Publication
Title
Physiological mechanisms constraining ectotherm fright-dive performance at elevated temperatures
Author
Abstract
Survival of air-breathing, diving ectotherms is dependent on their capacity to optimise the time available for obligate underwater activities, such as predator avoidance. Submergence times are thermally sensitive, with dive durations significantly reduced by increases in water temperature, deeming these animals particularly vulnerable to the effects of climate change. The physiological mechanisms underlying this compromised performance are unclear but are hypothesised to be linked to increased oxygen demand and a reduced capacity for metabolic depression at elevated temperatures. Here, we investigated how water temperature (both acute and chronic exposures) affected the physiology of juvenile estuarine crocodiles (Crocodylus porosus) performing predator avoidance dives (i.e. fright-dives). Diving oxygen consumption, fright bradycardia, haematocrit and haemoglobin (indicators of blood oxygen carrying capacity) were assessed at two test temperatures, reflective of different climate change scenarios (i.e. current summer water temperatures, 28°C, and high climate warming, 34°C). Diving oxygen consumption rate increased threefold between 28 and 34°C (Q10=7.4). The capacity to depress oxygen demand was reduced at elevated temperatures, with animals lowering oxygen demand from surface levels by 52.9±27.8% and 27.8±16.5% (means±s.e.m.) at 28°C and 34°C, respectively. Resting and post-fright-dive haematocrit and haemoglobin were thermally insensitive.
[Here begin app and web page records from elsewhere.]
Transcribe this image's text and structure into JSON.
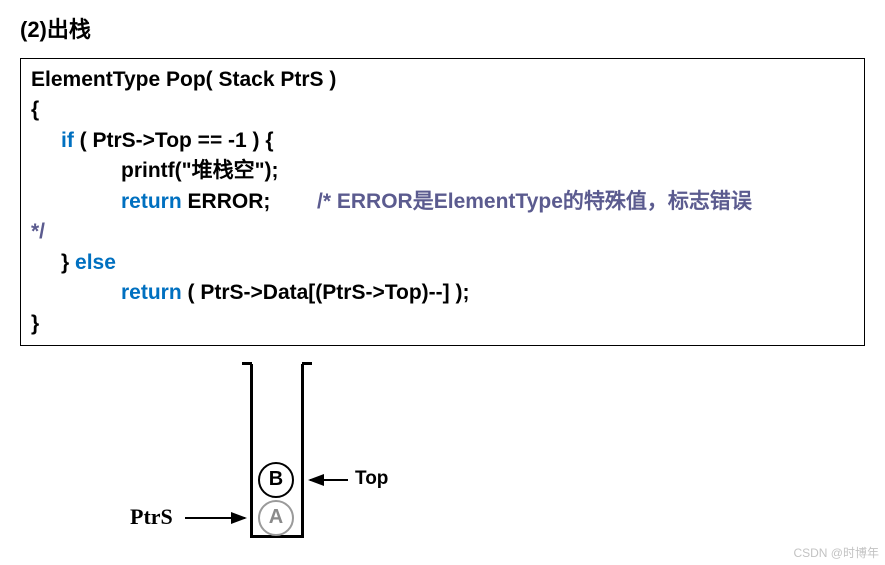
{
  "heading": "(2)出栈",
  "code": {
    "line1": {
      "sig": "ElementType Pop( Stack PtrS )"
    },
    "line2": "{",
    "line3": {
      "kw": "if",
      "rest": " ( PtrS->Top == -1 ) {"
    },
    "line4": "printf(\"堆栈空\");",
    "line5": {
      "kw": "return",
      "rest": " ERROR;",
      "comment": "/* ERROR是ElementType的特殊值，标志错误"
    },
    "line6": {
      "comment": "*/"
    },
    "line7": {
      "close": "} ",
      "kw": "else"
    },
    "line8": {
      "kw": "return",
      "rest": " ( PtrS->Data[(PtrS->Top)--] );"
    },
    "line9": "}"
  },
  "diagram": {
    "ptrs_label": "PtrS",
    "top_label": "Top",
    "node_b": "B",
    "node_a": "A"
  },
  "watermark": "CSDN @时博年"
}
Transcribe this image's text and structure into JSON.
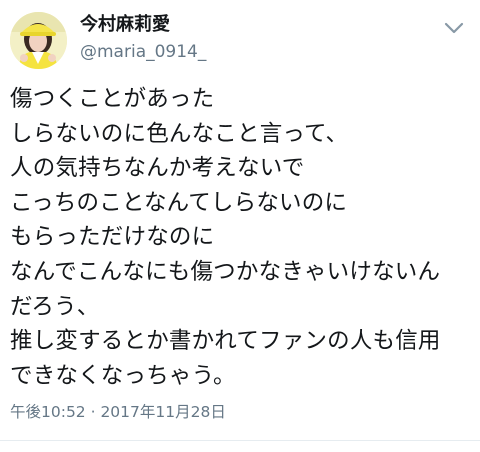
{
  "tweet": {
    "author": {
      "display_name": "今村麻莉愛",
      "handle": "@maria_0914_"
    },
    "icons": {
      "avatar": "profile-photo",
      "menu": "chevron-down-icon"
    },
    "body_lines": [
      "傷つくことがあった",
      "しらないのに色んなこと言って、",
      "人の気持ちなんか考えないで",
      "こっちのことなんてしらないのに",
      "もらっただけなのに",
      "なんでこんなにも傷つかなきゃいけないん",
      "だろう、",
      "推し変するとか書かれてファンの人も信用",
      "できなくなっちゃう。"
    ],
    "timestamp": "午後10:52 · 2017年11月28日"
  },
  "colors": {
    "text_primary": "#14171a",
    "text_secondary": "#657786",
    "divider": "#e6ecf0",
    "background": "#ffffff"
  }
}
Together these findings suggest decrements in fright-dive performance at elevated temperatures stem from increased oxygen demand coupled with a reduced capacity for metabolic depression.
Language
English
Source (journal)
The journal of experimental biology. - London
The journal of experimental biology. - London
Publication
London : 2017
ISSN
0022-0949
Volume/pages
220 :19 (2017) , p. 3556-3564
ISI
000412240500025
Full text (Publisher's DOI)
Full text (open access)
UAntwerpen
Publication type
Subject
External links
Web of Science
Record
Identification
Creation 15.10.2018
Last edited 19.09.2021